U.S. News & World Report notes:  

This Thanksgiving, 42.2 million Americans will be on food stamps, according to the Economic Policy Institute. This is roughly the size of the populations of California and Connecticut combined.

One hates to sound churlish at the holiday season, but the story goes on to say:

Not surprisingly, feeding millions of Americans isn't cheap. The cost of the SNAP program last year reached $72 billion, the highest to date, according to the Congressional Budget Office.

I wouldn’t want to be feeding a family on food stamps at Thanksgiving. But I do have a bone to pick, so to speak, with something billed as “the food stamp challenge.” Here is how it is described:

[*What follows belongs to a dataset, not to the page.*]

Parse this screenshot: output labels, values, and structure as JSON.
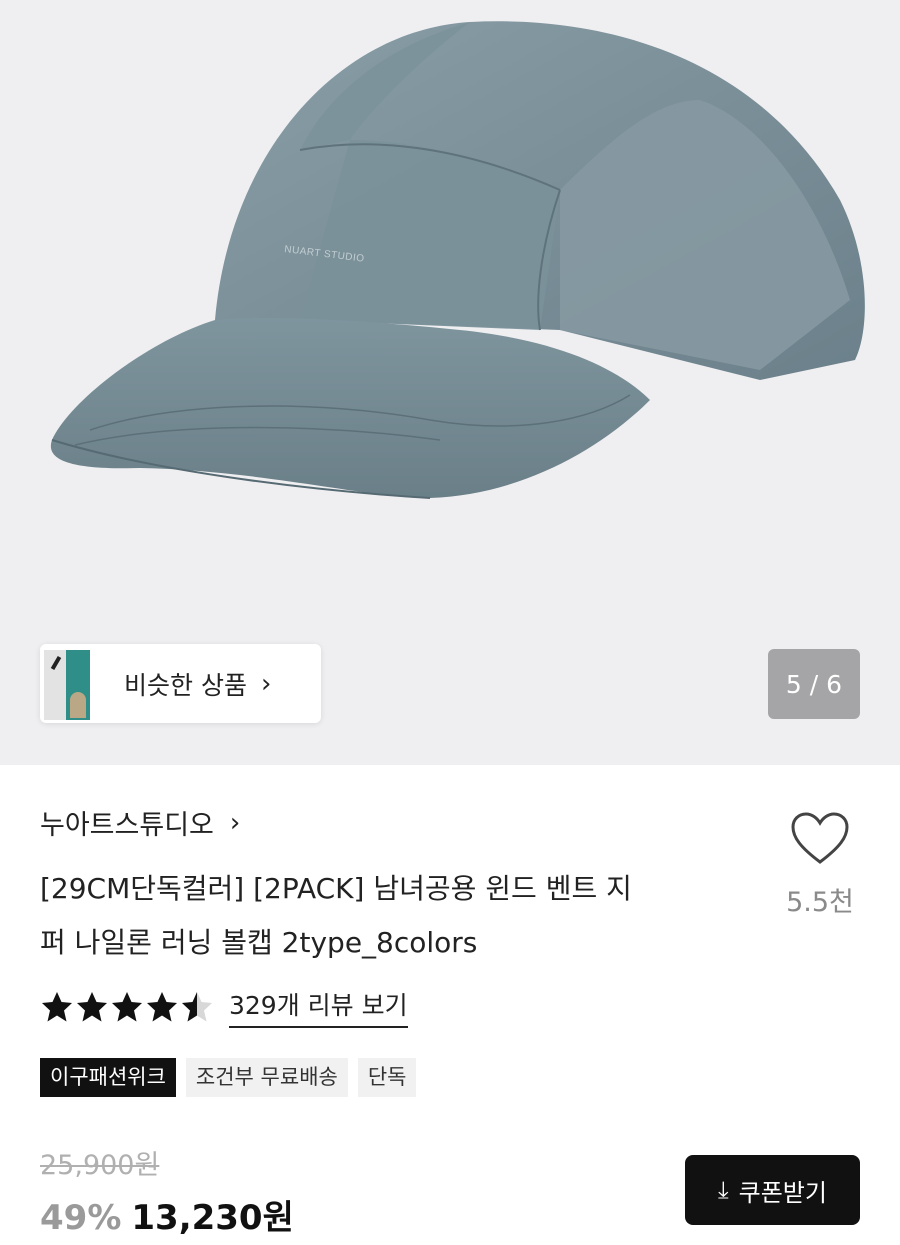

The food stamp challenge is one of the best ways to learn about the nutrition hurdles that low-income Americans face every day. The Challenge usually entails eating on a budget of roughly $1 to $1.25 per meal (per person), an amount that approximates the average allocation of food stamp benefits.

Since restaurants do not accept food stamps, dollar value-meals and the like are off limits. Most supermarkets as well as many farmers’ markets accept food stamp dollars – if you’re not sure, just ask!

Many people who have taken the challenge, such as members of U.S. Congress, have done so for a period of one week. However, the longer your challenge, the more you will learn!

Lurking (or maybe in plain sight) in the food stamp challenge, which is becoming trendy with people such as Newark Mayor Corey Booker signing up, is a call for the government so spend more on food stamps. It cannot be easy to eat on $3.75 a day. But food stamps should not be a long-term proposition for anybody but the frail and impoverished elderly. Food stamps should be a stop-gap method of combating hunger–a safety net, if you will–and not a way of life.

Of course, it is heart-breaking when a family must depend on food stamps at Thanksgiving (or at any time of the year). But there is only one way to reduce poverty: upward mobility. Upward mobility depends on having a job, the way to reach the middle class and, once there, to stay. You can't go to a restaurant for $3.75 a day, but you can stay alive. I am not saying it would be fun.

Moreover, the notion that it is unfair that the government doesn’t provide more money for families on food stamps underlies the difference between private charity and entitlements. Private charity is seen as a gift; gratitude, ever how grudging, often accompanies it. On food stamps, the dependent person is more likely to regard the support as a right and to actually feel it is unjust that the dollar amount isn't larger.

Let us hope that on Thanksgiving 2013 people who are dependent on food stamps this year will be celebrating their escape from a system of dependence that over the long haul will be destructive.

Of course, given the cowardice, economic ignorance, and general lack of seriousness among our leaders on Capitol Hill, this may not happen.